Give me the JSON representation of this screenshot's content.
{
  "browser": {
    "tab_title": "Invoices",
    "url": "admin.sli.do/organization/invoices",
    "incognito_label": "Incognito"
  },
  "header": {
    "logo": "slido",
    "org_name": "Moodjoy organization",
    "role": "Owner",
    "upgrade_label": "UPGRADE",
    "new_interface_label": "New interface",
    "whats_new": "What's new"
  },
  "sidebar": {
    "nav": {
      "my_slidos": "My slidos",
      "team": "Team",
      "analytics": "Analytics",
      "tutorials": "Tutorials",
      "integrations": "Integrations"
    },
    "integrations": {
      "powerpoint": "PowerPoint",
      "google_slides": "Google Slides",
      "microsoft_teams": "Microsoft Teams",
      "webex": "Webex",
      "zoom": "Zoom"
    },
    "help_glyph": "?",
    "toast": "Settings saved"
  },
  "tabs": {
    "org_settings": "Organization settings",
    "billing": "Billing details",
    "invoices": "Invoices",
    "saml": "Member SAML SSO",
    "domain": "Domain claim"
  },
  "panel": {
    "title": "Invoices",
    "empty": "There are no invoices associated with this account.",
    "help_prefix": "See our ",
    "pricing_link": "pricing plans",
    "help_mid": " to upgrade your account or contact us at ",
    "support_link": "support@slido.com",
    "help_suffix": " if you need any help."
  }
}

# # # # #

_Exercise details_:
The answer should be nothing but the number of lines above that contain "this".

_Output below_:
2